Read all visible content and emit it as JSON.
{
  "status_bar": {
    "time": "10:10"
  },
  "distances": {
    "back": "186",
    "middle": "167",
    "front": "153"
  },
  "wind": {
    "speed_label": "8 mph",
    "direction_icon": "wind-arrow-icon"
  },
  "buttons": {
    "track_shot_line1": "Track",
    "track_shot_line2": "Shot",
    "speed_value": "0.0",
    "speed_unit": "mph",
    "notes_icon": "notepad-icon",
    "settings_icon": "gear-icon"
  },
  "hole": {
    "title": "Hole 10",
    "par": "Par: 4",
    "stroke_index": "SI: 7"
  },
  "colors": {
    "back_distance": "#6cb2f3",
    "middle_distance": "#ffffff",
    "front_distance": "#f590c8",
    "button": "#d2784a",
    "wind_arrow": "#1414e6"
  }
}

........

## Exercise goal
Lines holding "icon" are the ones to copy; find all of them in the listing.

## Answer box
    "direction_icon": "wind-arrow-icon"
    "notes_icon": "notepad-icon",
    "settings_icon": "gear-icon"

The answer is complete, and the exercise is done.